On June 13, 2021, ACRI, along with Haifa University’s Clinic for Rights in Civil Proceedings, submitted comments on regulations regarding the fees required to commence insolvency proceedings.
In the past, interim instructions established that a total fee of 1,600 shekels must be paid, and that only individuals aided by legal representatives are exempt from paying this amount. The current draft of the regulations seeks to change this temporary measure to a permanent directive, despite criticism of the costly fee, the restrictive exemption policy, and the absence of exemption applications. The only proposed change is to reduce the fee’s amount from 1,600 to 1,400 shekels.
Currently, a family of two parents and two children with a collective income of 8,000 shekels, would be ineligible for legal aid. Thus, in order to initiate insolvency proceedings, the family would need to hire a lawyer, costing them tens of thousands of shekels, and would be denied the possibility of seeking an exemption from such a costly fee.
In our comments, ACRI’s Directory of Policy Advocacy Attny. Debbie Gild-Hayo and the Clinic’s Reut Cohen, claimed that the proposed regulations are unconstitutional as they violate the rights to equality, a dignified existence, and access to justice. Moreover, they oppose previous High Court of Justice rulings. The attorneys further pointed out the absurdity that, amid a procedure entirely aimed to enable people trapped in debt to start anew without sinking further into poverty and distress, the state poses further challenges and barriers that are liable to prevent them from commencing a process to actualize their rights. We argue that the regulations must be amended such that they grant discretion to the insolvency commissioner or the judge and execution registrar, to offer deferrals for payments of fees, and (full or partial) exemptions on an economic basis, similar to the court’s regulations (fees).
On July 6 ,2021, the Constitution, Law and Justice Committee held a discussion on regulations. Our position was accepted, and the regulations relating to the collection of fees to commence procedures were extended as a temporary order for three more months. During this period, an outline will be formulated that will not automatically require the payment of a fee of 1,400 shekels from any debtor without legal representation.

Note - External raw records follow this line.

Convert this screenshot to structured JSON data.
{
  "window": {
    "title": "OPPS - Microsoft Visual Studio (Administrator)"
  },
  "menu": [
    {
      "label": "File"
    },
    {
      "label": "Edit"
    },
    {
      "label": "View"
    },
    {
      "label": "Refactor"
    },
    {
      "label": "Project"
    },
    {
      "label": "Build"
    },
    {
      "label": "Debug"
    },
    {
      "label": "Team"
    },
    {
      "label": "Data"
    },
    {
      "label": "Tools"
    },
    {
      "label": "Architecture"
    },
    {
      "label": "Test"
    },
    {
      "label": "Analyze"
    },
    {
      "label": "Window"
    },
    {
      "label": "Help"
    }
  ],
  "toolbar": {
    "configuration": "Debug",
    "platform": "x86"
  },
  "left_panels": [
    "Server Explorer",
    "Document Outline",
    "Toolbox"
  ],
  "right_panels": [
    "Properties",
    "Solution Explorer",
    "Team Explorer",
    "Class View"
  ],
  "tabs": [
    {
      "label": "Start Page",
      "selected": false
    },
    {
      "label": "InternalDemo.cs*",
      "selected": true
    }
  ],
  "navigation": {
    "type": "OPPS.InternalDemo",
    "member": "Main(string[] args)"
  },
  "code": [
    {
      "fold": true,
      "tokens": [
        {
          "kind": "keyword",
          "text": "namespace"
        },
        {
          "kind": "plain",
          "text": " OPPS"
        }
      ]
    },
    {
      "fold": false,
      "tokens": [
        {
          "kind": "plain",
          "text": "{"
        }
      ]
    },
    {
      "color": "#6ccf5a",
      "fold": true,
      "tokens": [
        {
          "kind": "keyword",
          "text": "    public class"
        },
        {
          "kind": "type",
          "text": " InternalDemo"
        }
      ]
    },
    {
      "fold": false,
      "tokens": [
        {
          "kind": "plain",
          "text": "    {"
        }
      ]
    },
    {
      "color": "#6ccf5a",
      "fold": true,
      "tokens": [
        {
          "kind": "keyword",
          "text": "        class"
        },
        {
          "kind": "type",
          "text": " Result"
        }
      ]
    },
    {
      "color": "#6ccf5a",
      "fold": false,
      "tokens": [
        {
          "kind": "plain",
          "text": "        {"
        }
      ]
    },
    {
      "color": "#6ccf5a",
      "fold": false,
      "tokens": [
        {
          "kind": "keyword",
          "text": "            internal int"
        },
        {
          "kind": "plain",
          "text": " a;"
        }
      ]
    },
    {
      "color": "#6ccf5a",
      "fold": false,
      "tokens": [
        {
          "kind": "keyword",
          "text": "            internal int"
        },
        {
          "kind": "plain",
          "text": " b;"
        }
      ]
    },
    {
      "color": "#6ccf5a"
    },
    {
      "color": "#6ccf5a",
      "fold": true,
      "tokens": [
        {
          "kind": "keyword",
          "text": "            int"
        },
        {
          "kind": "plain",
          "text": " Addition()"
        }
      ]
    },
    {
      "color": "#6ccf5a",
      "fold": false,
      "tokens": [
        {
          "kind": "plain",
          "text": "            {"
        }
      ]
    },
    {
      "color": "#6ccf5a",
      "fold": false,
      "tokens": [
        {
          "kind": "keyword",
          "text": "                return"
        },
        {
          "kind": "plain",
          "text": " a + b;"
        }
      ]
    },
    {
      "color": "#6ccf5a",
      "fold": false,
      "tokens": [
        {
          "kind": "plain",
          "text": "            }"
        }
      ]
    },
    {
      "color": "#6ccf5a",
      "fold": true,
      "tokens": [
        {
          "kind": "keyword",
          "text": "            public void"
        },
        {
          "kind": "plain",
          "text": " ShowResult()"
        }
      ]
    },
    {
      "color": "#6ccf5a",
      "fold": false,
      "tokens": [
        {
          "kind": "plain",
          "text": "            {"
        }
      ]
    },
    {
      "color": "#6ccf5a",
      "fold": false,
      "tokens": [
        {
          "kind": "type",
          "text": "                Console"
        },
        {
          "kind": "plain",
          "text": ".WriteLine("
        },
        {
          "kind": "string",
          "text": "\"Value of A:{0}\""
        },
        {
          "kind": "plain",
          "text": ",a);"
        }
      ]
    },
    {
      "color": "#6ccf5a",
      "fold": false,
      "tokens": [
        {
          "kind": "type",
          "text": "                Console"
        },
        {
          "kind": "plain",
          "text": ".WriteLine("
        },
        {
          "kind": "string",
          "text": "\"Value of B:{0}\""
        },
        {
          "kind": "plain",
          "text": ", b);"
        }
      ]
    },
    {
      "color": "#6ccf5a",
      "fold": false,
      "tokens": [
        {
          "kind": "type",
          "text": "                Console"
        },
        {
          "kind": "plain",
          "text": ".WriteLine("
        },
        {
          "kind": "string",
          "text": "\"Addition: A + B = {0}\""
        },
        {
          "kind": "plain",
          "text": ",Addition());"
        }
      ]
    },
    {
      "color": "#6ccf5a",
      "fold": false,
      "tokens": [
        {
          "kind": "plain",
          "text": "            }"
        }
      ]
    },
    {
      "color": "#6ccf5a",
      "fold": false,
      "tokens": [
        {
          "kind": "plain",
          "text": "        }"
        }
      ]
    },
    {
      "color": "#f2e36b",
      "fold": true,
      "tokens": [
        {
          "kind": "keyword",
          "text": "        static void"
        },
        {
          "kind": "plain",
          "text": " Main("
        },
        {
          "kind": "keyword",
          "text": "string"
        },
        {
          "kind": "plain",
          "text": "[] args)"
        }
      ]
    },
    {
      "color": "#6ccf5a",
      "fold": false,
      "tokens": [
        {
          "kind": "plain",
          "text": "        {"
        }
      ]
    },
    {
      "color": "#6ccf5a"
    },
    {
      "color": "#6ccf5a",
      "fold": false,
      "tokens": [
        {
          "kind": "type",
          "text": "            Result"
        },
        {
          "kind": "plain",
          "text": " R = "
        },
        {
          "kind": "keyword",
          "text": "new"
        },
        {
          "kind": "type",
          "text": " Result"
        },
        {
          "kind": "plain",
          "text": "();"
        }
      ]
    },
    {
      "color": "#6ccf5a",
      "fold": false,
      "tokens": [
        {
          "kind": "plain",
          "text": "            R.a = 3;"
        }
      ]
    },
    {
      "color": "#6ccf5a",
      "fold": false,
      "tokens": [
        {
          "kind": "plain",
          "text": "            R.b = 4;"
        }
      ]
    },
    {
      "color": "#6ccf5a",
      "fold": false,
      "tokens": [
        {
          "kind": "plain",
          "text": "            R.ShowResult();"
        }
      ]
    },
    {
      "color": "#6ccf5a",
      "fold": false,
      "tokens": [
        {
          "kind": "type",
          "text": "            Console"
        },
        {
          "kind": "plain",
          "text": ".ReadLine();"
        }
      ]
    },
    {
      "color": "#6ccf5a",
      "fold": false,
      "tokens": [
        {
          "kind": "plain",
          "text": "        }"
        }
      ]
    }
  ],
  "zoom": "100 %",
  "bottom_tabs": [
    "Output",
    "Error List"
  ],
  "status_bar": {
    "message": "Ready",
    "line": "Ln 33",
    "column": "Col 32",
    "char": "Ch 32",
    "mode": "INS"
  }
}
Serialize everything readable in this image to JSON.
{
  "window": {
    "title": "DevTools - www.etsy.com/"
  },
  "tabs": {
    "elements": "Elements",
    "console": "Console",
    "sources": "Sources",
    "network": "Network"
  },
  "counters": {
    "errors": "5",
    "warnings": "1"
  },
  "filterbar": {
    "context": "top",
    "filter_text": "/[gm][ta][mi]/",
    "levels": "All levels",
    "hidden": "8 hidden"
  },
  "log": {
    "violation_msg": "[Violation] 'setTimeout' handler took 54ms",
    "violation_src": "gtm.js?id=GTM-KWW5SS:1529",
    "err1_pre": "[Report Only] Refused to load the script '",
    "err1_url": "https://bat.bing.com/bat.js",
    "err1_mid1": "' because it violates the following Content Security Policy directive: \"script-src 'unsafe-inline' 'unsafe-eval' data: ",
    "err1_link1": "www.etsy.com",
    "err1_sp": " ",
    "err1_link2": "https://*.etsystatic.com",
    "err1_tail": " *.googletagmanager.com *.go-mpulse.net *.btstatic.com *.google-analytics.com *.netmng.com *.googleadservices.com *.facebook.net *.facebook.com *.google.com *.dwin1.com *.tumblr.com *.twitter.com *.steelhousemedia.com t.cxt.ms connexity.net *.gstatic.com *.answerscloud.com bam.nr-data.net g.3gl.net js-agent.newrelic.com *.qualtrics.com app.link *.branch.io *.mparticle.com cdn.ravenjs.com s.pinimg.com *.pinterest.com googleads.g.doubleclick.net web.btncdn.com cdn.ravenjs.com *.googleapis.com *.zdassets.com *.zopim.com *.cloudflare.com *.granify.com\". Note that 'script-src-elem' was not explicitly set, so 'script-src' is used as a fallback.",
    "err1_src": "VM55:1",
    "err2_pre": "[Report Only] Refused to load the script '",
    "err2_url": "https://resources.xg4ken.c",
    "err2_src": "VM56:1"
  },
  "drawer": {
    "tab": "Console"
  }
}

We intend to ensure that the outline taking shape addresses all populations in need of fee exemption, including those eligible for legal aid from the state who choose other representation, or those not legally entitled to legal services, along with other populations that cannot afford the payment due to their economic status. We will ensure that the outline includes the possibility for anyone to request an exemption from, reduction, or installment payments of the fee, on a case-by-case basis per respective financial circumstances, just as is made possible with fees for court proceedings.